Of those, Awawdeh said he is not concerned about legal challenges, however. Skeptics and opponents of the legislation have raised concerns that granting noncitizens the right to vote in municipal elections would violate the state constitution, which states that “every citizen” should be entitled to vote. Proponents of the noncitizen voting measure argue that that language constitutes a floor and not a ceiling. “Federal, state and local law says that it’s legal,” Awawdeh said. “If people want to say that they just don’t want to enfranchise people of color, that they don’t want to enfranchise immigrants, they should say that.” 

Still, lawsuit attempts seem likely. Republican Council Member Joe Borelli and state GOP Chair Nick Langworthy have said they’d pursue legal challenges. 

What Awawdeh and other advocates said they’re focused on now is the successful implementation of the measure. While a huge new swath of immigrant New Yorkers will be eligible to vote in municipal elections – for mayor, City Council, comptroller, public advocate, borough president and municipal ballot measures – they are still prohibited from voting in state and federal elections. Ensuring they don’t mistakenly vote in the wrong elections, and face penalties for doing so, will be crucial. As will ensuring that eligible voters are aware of their new rights and register to vote. 

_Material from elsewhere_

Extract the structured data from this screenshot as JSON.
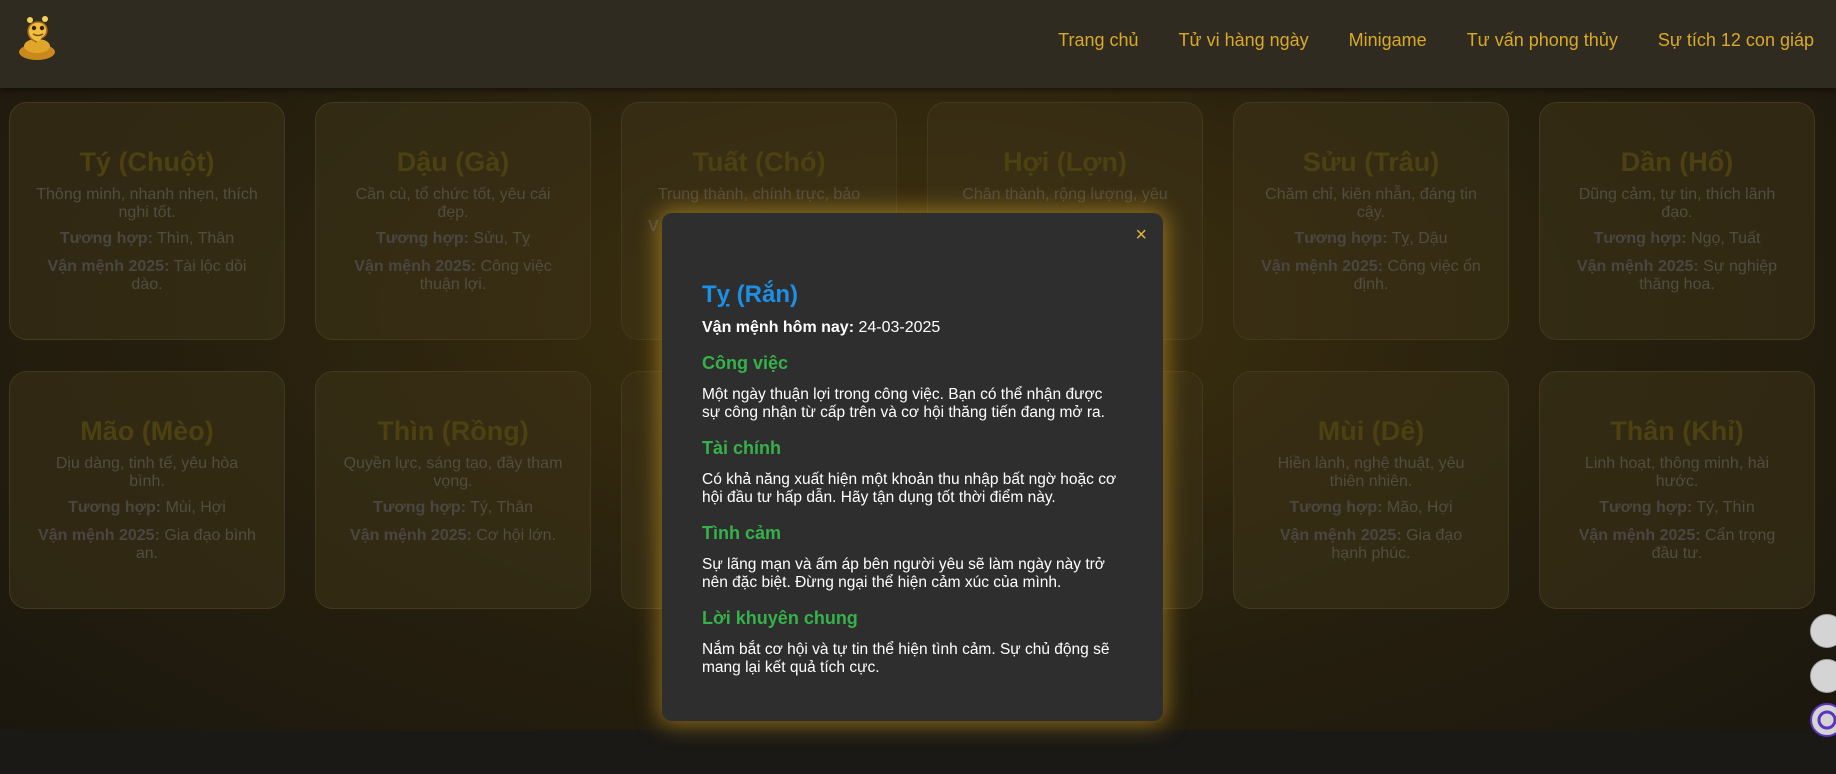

Nora Moran, director of policy and advocacy at United Neighborhood Houses, said that provisions included in the legislation will help with those goals. The legislation says that the city Board of Elections and the campaign finance board should “consult regularly” with advocacy and community groups on implementation, including carrying out community education programs.

Council Member-elect Pierina Ana Sanchez, who will represent the Bronx come January, said that resources must be put toward voter education. “One of the biggest powers we have in the City Council is the power of the budget,” she said. “Next year, when we are negotiating our first budget as a City Council, there’s going to be a question about how much money we allocate to the education that is needed to inform New York City that this is a new right that our immigrant New Yorkers have.”

And then there’s the task of ensuring the New York City Board of Elections is able to facilitate the implementation of this measure. The Board of Elections is the frequent subject of scrutiny, thanks to problems ranging from the botched release of election results and absentee ballots to  broken voting machines and voter purges.I’m always worried about the BOE. It’s like Groundhog Day with the BOE,” Council Speaker Corey Johnson said on Thursday, when asked about their ability to implement the noncitizen voting measure. Asked whether he trusted the board enough to do it, Johnson said, “It’s trust, but verify. I don’t know. They screw things up a lot.” 

Advocates for the bill said that resources and training for the board will be key. “We have to make sure that they have appropriate trainings for their staff, and that their staff understand what this law means and who is now enfranchised so that when people are registering, that their voter registration forms get processed, and then when they get to the ballot box, that they're able to vote and that they're not turned away,” Awawdeh said. 

While much of that work still remains, lawmakers, advocates and immigrants who fought for the passage of the bill found a little time Thursday to revel in their success. Immigrant New Yorkers who will be affected by the legislation joined lawmakers in heralding the bill’s impending passage, including Melissa John, the founder of RepresentWe, a group that supports the bill, and a green card holder. “Today I’m finally being seen, I’m finally being heard as part of the democratic process,” John said on the steps of City Hall.